Top tips for creating a video application

Have you been asked to submit a video as part of a job application? With the technology easily available through most people’s smartphones, asking candidates to film a short video about themselves is becoming more common, especially in the marketing and digital sector, which is one of our core specialisms.

Video submissions help employers to get a better sense of candidates. They are not designed to replace the traditional CV and covering letter, but to complement them. They help employers with the screening and shortlisting of candidates by adding something which captures more personality than written words alone. 

If you have been asked to do a video, don’t panic!

Remember, a video gives you more control than many other elements of the recruitment process. Unlike at an interview, you can stop at any point and delete something you are not happy with. Employers are not looking for anything super slick, over fancy and edited to perfection. While it does need to be clear to watch, and easy to hear, what they are looking for is a video which simply introduces you as a prospective employee.

Here are some of our tips for creating a video application.

Be clear on what you have been asked to do

Requests for video applications can vary, make sure you have double checked and understood what you have been asked to create. It could be a very generic request to submit a video which introduces yourself, or you may be asked to answer specific questions or to talk about a particular example of how you would meet the job description. Show that you have paid attention to the instructions. If you have been given a time limit, make sure you stick to this. If a time hasn’t been specified, the advice is generally to create a video which is between one to two minutes long.  

Make sure it’s relevant

If you are job hunting there is a possibility that you may have been asked by more than one company to submit a video application. Don’t be tempted to use the same video twice. Just like your CV and covering letter, the video should be tailored to that particular organisation, job role and person specification.  

Plan, plan and more planning

Plan what you would like to say in your video. If you have been asked to do a general introduction video, work out a structured beginning, middle and end. For example, start by introducing yourself, then structure the middle by picking up to three reasons why your skills and experience are suited to the role. Don’t just repeat your CV, use this as your opportunity to provide more detail. Finish with a short summary about why you would like to work for the company. Show you have researched the organisation’s culture and values and share why you think you would be a good fit.

As well as planning what to say, also plan what to wear. Dress in the same way you would if you were going to an interview at the company. If you are not sure whether to opt for smart or smart casual, then always go with the smartest option. Dressing professionally shows that you care about making a good impression. But don’t wear anything too heavily patterned, as this can be distracting on screen.

Make sure you also plan where to film the video. A well-lit location inside will prevent too much background noise and won’t make you look like you are hiding in the shadows. Find a background which will be neutral, neat and clutter free. You don’t want the people watching it to be distracted by lots of pictures on the wall behind you, or piles of washing up etc.
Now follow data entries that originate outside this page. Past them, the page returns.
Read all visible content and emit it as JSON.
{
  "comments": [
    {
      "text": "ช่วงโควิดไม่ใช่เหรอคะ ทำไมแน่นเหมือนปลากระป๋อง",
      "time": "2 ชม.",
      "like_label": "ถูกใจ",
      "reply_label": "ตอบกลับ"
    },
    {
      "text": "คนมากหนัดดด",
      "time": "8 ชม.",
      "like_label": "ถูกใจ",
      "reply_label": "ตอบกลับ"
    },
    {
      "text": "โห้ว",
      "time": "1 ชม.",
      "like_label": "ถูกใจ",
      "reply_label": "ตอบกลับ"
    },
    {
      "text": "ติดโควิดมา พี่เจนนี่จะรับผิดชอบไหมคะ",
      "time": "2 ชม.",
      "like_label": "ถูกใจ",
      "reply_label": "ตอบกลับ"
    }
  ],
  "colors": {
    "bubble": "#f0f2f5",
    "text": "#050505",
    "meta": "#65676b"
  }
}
Be professional

Looking for inspiration from example videos online can provide some tips and ideas, but make sure your plans remain professional. Don’t try to be overly funny, or plan anything too complicated or wacky. This video is still part of the interview process. If you wouldn’t feel comfortable doing or saying the same thing face-to-face with an interview panel, don’t do it!
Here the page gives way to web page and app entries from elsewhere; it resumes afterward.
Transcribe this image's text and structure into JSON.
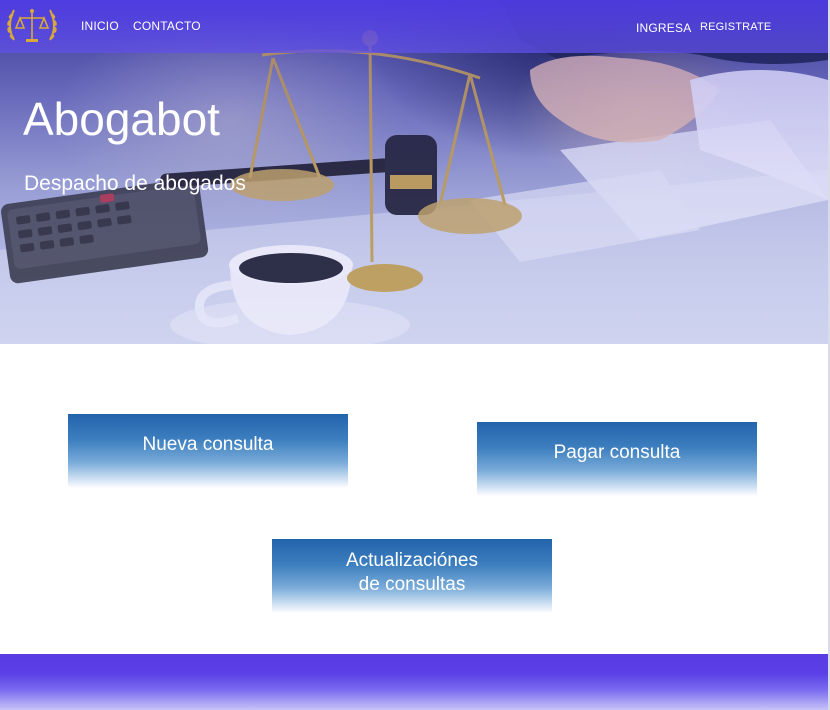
{
  "nav": {
    "left_links": [
      "INICIO",
      "CONTACTO"
    ],
    "login": "INGRESA",
    "register": "REGISTRATE"
  },
  "hero": {
    "title": "Abogabot",
    "subtitle": "Despacho de abogados"
  },
  "actions": {
    "new_consultation": "Nueva consulta",
    "pay_consultation": "Pagar consulta",
    "updates": "Actualizaciónes\nde consultas"
  },
  "colors": {
    "navbar": "#4f3be3",
    "button_top": "#2363ad",
    "footer": "#5a3be3"
  },
  "icons": {
    "logo": "scales-of-justice-laurel-icon"
  }
}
Enlist some help and moral support

Ask a friend or family member for help. As well as providing moral support, they can provide practical help as well. You could ask them to hold the camera and do the filming. They could also ask you questions off-camera to help structure your video. This can be much easier than trying to do all the talking and filming yourself. If you would prefer to do the filming alone, use a webcam or position your phone so that is sturdy to prevent a shaky effect. Make sure you are not too close or too far away from the camera. Think about the distance you would be if you were sat behind a table at an interview and look to achieve the same effect. Once you’ve finished, ask someone to check it for you, just as you would ask someone to proofread your CV and covering letter before you sent it off.


Spend some time rehearsing and doing practice takes. Practising means you won’t have to read directly from a script, which can look robotic. Rehearsing will also build up your confidence and prevent the nerves which could affect your body language and delivery. Practice speaking slowly and clearly. Be aware of your posture and look to maintain a confident, natural pose and refrain from fidgeting or crossing your arms in front of you. Smile and look into the camera, just as you would when trying to look friendly and to make confident eye contact with an interviewer in person.

Ask us for more tips

Remember, we’re here to help our candidates. This includes advice on all forms of applications and interview processes. A video application may be new to you, but it won’t be to our consultants. You can use their expertise to get some more top tips, to bolster your confidence or to provide feedback before you submit your video.

Good luck!

Written by

Judith Pugh

Judith joined Pure in October 2017 to lead and coordinate all marketing activities. Judith has worked in marketing roles for 19 years across a range of industries from health and fitness, horticulture, software, education and now recruitment. At Pure, Judith is responsible for developing and managing the annual marketing plan and delivering key initiatives.